The Unexpected leads to Energy

I probably should have written this post last night but sleep and prep took priority.

One occasional part of my job is that I get to go on-site with our clients and work with them.  In the recent past this has manifested itself as a mentoring/coaching session for our Rapid ID/Development platform because I'm ex-officio the resident platform expert and arguably the senior Instructional Design resource in-house.

Yesterday was a case in point.  I was tasked to do an on-site session for a client (something they were actually paying for as a professional service within one of their projects).  The original plan was to do some coaching on some specifics for managing updates to the courses we built for them, but through some fortunate happenstance, it didn't work out that way.

So instead of playing trainer/coach, I got to play Learning Consulant for the first half of the day.  The L&D Manager at the client decided that we should take a look at a Harassment & Discrimination document instead to see what we could or should do with it. 

I felt like an old war-horse pricking up his ears when hearing the sound of bugles or distant musket fire.  Excited, and chomping at the bit to get going! a small group we took the time to dissect the source content they were planning to put online, and I got the participants to mentally free themselves of constraints and put out different ideas.  (What I said to them, was this, "make your ideas so far out of the box you can't see the box with a telescope.")

And, wow...did we get some great ideas.

What did I get from it, you may ask?

Energy.  HUGE amounts of energy.  I revel in this creative process and stepping past the basics of content development and moving up a level to examine things as a program or continuous process.  We stopped thinking of this e-learning content as an event and they started seeing all the contributing pieces that support the learning (formal and informal).  I'm also encouraged when L&D professionals don't get all freaked out when the concepts of internal discussions or polling, or Social Media get raised as possibilities.  I'm equally encouraged when they see that there are other players in the learning process, like Internal Communications to promote and generate awareness/interest.

Yesterday reminded me that sometimes we do need to get away from event-based thinking and get way, way outside of the box.  Sometimes the "impossible" is really just "difficult, but do-able if we really work at it because it's worth it."
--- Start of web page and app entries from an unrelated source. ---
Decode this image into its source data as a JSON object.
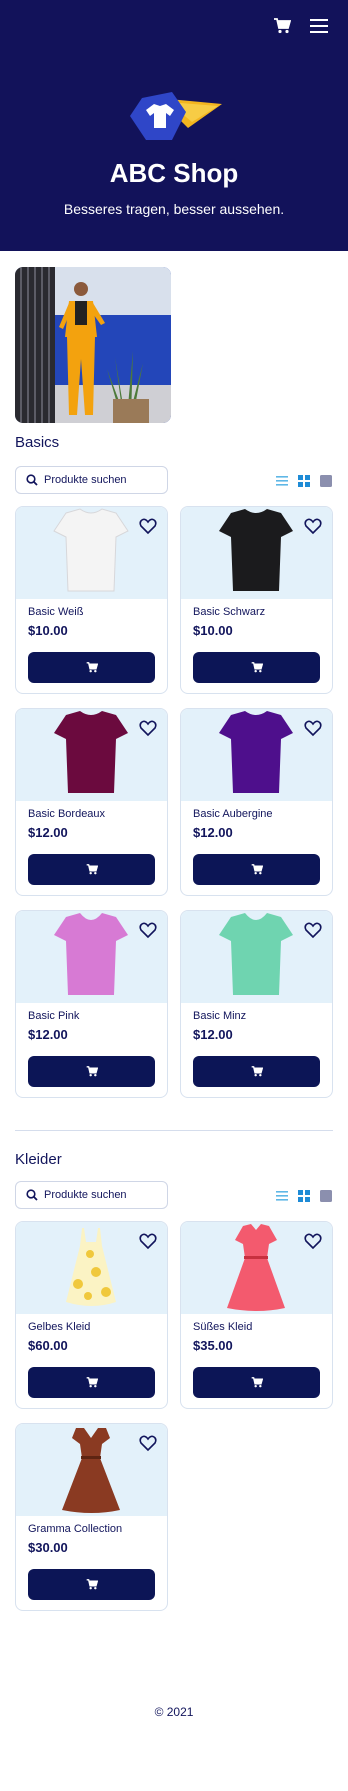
{
  "header": {
    "shop_name": "ABC Shop",
    "tagline": "Besseres tragen, besser aussehen.",
    "cart_icon": "cart-icon",
    "menu_icon": "hamburger-menu-icon"
  },
  "colors": {
    "primary_dark": "#12125a",
    "button": "#0c1556",
    "thumb_bg": "#e3f1fa",
    "accent_yellow": "#f3b51f",
    "accent_blue": "#2f46c8"
  },
  "categories": [
    {
      "title": "Basics",
      "search_placeholder": "Produkte suchen",
      "view_toggle_icons": [
        "list-view-icon",
        "grid-view-icon",
        "large-view-icon"
      ],
      "products": [
        {
          "name": "Basic Weiß",
          "price": "$10.00",
          "color": "#f4f4f4"
        },
        {
          "name": "Basic Schwarz",
          "price": "$10.00",
          "color": "#1b1b1d"
        },
        {
          "name": "Basic Bordeaux",
          "price": "$12.00",
          "color": "#6b0a3e"
        },
        {
          "name": "Basic Aubergine",
          "price": "$12.00",
          "color": "#4e0f8c"
        },
        {
          "name": "Basic Pink",
          "price": "$12.00",
          "color": "#d77ad4"
        },
        {
          "name": "Basic Minz",
          "price": "$12.00",
          "color": "#6fd4b0"
        }
      ]
    },
    {
      "title": "Kleider",
      "search_placeholder": "Produkte suchen",
      "view_toggle_icons": [
        "list-view-icon",
        "grid-view-icon",
        "large-view-icon"
      ],
      "products": [
        {
          "name": "Gelbes Kleid",
          "price": "$60.00",
          "color": "#f0d548"
        },
        {
          "name": "Süßes Kleid",
          "price": "$35.00",
          "color": "#f35a6e"
        },
        {
          "name": "Gramma Collection",
          "price": "$30.00",
          "color": "#8a3a22"
        }
      ]
    }
  ],
  "footer": {
    "copyright": "© 2021"
  }
}
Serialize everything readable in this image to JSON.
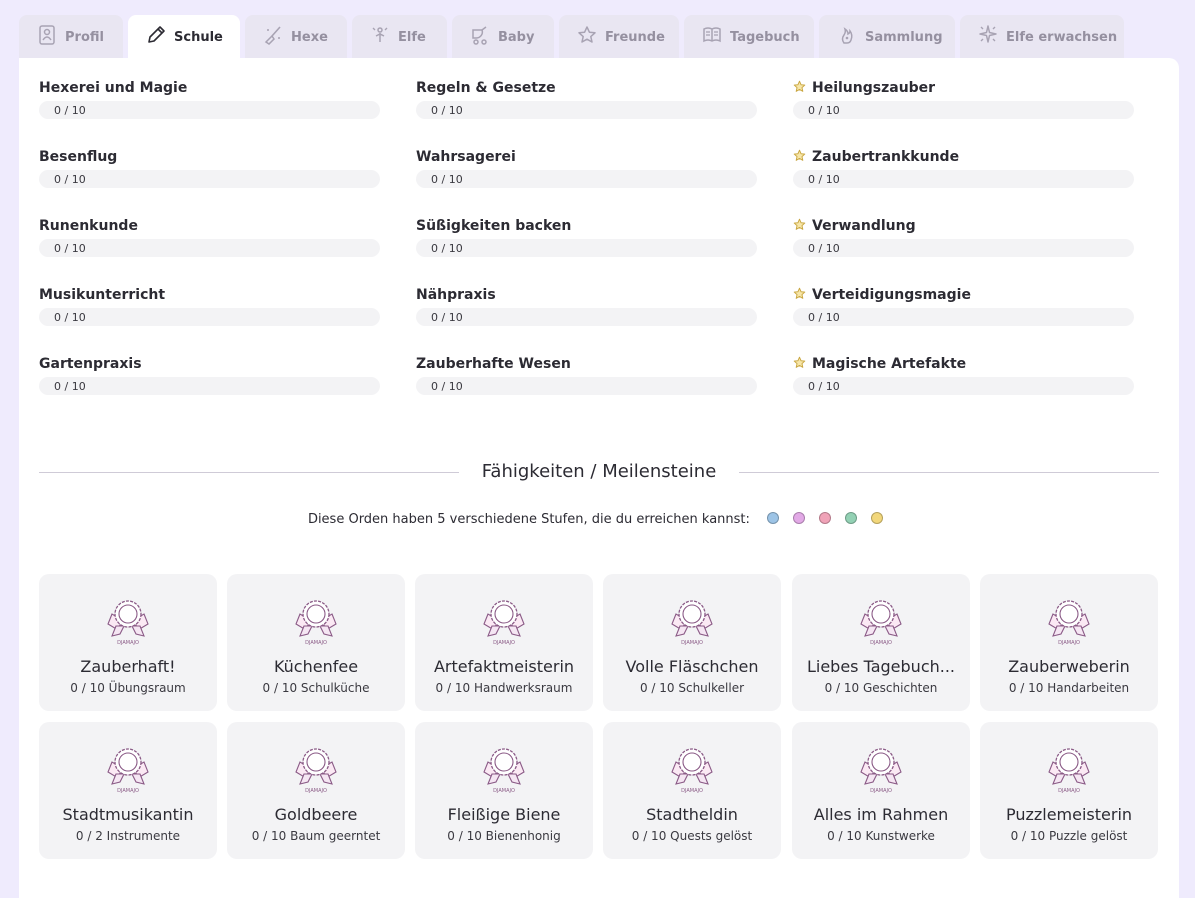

As Peter Block says, "change the conversation."

I felt inspired...and it was a day when I really needed it. Thanks to my clients and a little un-planning, we turned a predictable day into an energizing morning with lots of momentum for a focused, practical afternoon.